**Task directions**
Gather all lines from the material that contain the word "translate".

- - -

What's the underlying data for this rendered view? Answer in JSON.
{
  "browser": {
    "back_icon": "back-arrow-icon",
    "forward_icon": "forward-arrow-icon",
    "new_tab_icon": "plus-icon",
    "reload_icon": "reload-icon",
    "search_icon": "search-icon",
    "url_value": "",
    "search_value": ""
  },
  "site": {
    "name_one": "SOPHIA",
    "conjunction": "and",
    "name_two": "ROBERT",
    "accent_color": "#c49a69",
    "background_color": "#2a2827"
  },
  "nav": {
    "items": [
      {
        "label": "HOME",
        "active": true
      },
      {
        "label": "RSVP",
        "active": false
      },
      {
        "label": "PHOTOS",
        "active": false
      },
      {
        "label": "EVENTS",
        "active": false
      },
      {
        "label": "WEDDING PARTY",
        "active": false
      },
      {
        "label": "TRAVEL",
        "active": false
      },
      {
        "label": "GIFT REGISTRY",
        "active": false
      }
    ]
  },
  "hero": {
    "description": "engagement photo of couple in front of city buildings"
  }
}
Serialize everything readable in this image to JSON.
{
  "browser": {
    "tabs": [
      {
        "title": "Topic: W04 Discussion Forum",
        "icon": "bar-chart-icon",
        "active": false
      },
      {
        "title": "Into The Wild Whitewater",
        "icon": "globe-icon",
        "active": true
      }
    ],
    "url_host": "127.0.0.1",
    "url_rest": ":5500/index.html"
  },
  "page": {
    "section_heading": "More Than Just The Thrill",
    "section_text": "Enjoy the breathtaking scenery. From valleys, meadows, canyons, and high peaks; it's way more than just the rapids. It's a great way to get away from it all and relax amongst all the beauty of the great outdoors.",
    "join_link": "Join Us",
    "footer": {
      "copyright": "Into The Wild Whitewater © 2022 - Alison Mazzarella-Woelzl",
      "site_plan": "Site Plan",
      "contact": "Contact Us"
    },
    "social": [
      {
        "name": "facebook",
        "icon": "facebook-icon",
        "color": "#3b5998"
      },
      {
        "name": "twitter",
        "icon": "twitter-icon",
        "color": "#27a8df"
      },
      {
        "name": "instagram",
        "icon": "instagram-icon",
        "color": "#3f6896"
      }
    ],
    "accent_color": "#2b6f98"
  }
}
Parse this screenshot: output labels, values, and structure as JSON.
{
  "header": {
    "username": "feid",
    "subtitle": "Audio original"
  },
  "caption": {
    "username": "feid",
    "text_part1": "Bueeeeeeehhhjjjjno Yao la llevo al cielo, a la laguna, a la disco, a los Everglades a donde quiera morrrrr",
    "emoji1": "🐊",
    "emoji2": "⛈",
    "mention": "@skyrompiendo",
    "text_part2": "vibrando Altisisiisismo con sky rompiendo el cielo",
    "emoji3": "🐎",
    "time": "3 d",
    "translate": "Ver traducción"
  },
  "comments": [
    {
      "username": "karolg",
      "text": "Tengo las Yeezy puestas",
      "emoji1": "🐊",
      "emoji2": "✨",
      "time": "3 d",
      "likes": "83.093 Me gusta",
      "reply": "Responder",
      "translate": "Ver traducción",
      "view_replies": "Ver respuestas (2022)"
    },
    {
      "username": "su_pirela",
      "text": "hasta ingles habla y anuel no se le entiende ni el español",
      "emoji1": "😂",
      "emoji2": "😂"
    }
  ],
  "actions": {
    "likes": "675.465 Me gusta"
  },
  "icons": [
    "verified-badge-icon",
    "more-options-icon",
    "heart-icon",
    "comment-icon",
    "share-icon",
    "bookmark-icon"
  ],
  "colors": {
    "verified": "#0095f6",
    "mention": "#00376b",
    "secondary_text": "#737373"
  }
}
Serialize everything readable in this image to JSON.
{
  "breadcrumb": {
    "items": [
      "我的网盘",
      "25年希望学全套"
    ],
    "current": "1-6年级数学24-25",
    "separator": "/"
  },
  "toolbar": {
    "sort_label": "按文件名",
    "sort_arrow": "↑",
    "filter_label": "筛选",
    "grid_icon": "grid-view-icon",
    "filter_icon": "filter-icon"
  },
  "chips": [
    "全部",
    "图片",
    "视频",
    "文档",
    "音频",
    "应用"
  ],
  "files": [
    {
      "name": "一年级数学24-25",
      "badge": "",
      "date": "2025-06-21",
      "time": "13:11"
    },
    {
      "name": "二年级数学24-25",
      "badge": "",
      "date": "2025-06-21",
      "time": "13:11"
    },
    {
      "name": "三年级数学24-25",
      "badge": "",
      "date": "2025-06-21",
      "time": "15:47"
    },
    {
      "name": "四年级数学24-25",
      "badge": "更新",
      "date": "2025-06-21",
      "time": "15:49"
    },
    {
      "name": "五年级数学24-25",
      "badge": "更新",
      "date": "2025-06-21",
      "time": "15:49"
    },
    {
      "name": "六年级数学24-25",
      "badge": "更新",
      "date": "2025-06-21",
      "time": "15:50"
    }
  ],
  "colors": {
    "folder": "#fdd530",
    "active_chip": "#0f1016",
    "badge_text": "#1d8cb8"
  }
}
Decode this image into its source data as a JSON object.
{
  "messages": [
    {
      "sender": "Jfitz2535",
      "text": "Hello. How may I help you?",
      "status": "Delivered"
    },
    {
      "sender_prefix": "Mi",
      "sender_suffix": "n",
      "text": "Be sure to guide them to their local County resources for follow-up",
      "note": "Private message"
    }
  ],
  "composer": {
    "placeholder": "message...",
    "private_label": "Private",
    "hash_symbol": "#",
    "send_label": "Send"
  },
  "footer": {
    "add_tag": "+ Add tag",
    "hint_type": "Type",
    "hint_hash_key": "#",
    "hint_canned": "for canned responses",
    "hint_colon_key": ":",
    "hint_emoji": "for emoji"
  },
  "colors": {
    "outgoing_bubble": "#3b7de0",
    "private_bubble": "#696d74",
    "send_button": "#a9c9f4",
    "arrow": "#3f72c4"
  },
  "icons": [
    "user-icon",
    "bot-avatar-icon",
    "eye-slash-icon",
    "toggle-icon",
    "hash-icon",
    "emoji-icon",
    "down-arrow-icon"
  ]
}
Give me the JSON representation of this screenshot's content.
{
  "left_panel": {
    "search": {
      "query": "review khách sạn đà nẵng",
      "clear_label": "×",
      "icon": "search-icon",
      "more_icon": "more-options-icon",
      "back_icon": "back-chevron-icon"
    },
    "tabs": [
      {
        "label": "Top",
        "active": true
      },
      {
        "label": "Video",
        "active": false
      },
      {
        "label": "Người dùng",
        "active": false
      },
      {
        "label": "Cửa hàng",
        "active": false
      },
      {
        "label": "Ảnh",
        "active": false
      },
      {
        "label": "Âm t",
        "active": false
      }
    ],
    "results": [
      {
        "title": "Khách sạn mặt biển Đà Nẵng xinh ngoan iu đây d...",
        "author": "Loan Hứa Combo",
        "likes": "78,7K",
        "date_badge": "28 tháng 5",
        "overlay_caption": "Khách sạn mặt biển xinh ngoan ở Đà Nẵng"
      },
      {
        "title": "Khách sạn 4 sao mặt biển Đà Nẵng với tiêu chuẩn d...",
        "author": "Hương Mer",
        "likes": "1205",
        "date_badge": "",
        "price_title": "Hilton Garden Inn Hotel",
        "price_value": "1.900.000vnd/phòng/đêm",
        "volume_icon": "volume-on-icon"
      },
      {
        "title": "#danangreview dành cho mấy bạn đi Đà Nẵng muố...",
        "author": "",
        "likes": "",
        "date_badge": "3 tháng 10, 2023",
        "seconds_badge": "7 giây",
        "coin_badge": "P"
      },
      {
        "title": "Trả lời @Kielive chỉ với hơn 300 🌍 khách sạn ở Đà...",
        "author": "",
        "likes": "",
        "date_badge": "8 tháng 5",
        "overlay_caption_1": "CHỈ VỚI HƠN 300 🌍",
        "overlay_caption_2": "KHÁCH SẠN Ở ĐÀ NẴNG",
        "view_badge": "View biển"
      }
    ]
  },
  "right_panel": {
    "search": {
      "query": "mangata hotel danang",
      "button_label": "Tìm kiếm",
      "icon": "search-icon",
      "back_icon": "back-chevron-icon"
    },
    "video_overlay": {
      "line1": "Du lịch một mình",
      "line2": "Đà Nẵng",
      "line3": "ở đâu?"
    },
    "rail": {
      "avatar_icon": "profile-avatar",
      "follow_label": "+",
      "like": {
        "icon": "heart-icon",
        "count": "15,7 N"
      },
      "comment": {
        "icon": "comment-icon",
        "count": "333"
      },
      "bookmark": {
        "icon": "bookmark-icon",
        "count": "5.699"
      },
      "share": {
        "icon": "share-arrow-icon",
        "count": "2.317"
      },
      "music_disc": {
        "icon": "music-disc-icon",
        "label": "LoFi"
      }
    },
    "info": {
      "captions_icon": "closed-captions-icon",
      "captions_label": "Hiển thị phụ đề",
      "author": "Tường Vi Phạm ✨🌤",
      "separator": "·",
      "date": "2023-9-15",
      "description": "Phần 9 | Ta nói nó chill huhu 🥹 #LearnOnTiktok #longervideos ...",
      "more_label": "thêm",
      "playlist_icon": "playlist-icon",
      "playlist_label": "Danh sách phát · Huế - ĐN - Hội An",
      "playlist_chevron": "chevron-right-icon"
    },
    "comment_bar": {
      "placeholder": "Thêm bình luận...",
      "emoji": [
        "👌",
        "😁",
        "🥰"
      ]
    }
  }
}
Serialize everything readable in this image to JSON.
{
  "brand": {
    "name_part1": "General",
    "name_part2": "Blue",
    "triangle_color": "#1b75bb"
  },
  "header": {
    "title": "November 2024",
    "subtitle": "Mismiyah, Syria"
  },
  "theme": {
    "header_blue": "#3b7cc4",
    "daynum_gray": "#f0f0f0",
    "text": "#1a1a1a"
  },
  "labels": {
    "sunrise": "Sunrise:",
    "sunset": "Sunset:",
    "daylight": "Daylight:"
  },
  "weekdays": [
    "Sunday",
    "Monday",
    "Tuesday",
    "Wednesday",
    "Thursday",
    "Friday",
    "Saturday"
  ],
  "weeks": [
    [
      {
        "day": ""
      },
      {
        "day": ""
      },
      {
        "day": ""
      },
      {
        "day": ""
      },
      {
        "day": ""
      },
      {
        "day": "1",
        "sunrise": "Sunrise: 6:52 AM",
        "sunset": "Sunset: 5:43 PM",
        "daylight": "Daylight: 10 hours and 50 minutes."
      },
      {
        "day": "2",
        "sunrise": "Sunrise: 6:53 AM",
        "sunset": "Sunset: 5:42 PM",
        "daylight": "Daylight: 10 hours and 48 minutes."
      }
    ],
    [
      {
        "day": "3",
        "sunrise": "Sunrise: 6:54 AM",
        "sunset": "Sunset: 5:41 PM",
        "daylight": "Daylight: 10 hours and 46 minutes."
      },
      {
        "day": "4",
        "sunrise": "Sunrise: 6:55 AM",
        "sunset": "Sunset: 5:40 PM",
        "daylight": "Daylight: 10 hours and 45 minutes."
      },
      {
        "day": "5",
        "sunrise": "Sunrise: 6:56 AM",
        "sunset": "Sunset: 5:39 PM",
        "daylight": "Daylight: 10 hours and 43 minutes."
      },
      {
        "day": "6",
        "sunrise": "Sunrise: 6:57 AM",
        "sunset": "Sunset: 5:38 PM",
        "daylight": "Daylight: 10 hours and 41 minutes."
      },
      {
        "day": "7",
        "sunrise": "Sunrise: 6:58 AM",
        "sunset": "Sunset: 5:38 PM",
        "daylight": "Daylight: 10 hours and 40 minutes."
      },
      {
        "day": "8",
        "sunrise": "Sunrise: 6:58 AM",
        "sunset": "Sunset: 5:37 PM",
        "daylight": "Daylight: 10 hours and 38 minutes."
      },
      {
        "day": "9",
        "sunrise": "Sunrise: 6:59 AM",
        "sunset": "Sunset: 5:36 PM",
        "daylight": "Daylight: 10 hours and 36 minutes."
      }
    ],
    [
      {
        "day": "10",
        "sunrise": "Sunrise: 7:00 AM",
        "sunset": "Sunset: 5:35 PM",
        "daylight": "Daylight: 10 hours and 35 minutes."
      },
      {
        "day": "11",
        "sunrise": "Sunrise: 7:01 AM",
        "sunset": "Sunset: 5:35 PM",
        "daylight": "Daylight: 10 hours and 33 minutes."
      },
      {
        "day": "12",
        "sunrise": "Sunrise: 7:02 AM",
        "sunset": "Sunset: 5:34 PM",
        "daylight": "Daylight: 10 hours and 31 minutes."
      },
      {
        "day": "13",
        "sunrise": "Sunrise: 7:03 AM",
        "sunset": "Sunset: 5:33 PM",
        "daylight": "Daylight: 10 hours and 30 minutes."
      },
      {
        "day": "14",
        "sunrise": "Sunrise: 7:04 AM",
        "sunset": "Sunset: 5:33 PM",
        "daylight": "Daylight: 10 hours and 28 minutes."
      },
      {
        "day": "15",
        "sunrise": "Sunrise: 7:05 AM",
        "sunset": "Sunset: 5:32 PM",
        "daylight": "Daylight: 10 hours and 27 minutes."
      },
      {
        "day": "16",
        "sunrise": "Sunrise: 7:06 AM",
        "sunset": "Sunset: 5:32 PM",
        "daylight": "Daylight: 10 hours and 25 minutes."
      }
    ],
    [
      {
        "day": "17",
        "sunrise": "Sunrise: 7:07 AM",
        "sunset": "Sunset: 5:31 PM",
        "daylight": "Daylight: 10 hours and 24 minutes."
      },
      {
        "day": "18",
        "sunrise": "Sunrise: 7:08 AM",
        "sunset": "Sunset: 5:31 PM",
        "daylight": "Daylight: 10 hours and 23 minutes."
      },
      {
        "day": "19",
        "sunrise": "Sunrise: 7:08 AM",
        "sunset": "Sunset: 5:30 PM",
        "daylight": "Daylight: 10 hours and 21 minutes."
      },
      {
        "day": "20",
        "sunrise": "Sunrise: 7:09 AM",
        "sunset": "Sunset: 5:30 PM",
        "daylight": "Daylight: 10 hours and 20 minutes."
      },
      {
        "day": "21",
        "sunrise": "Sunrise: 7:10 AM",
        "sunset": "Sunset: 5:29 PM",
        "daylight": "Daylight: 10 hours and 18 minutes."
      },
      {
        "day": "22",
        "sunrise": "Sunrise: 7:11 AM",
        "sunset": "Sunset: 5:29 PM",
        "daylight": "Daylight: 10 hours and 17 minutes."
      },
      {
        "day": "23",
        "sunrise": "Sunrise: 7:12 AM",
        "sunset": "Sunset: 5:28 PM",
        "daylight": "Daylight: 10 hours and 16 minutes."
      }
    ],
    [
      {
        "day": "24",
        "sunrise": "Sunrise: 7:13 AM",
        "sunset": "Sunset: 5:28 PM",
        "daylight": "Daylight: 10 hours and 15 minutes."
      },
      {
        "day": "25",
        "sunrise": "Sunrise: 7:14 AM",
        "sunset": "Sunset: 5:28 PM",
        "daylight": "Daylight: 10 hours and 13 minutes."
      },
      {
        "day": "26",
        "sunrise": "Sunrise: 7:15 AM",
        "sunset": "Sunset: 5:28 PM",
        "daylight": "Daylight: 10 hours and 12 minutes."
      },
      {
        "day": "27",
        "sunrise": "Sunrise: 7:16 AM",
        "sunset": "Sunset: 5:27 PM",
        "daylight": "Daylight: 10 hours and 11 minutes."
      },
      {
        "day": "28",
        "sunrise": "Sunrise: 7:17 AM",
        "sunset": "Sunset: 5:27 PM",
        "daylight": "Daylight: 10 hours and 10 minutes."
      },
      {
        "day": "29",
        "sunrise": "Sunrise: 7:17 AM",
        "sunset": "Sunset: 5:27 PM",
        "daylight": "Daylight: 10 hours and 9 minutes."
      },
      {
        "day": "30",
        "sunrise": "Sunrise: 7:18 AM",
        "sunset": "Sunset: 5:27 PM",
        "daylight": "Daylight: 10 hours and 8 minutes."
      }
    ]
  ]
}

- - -

**Solution below**
    "translate": "Ver traducción"
      "translate": "Ver traducción",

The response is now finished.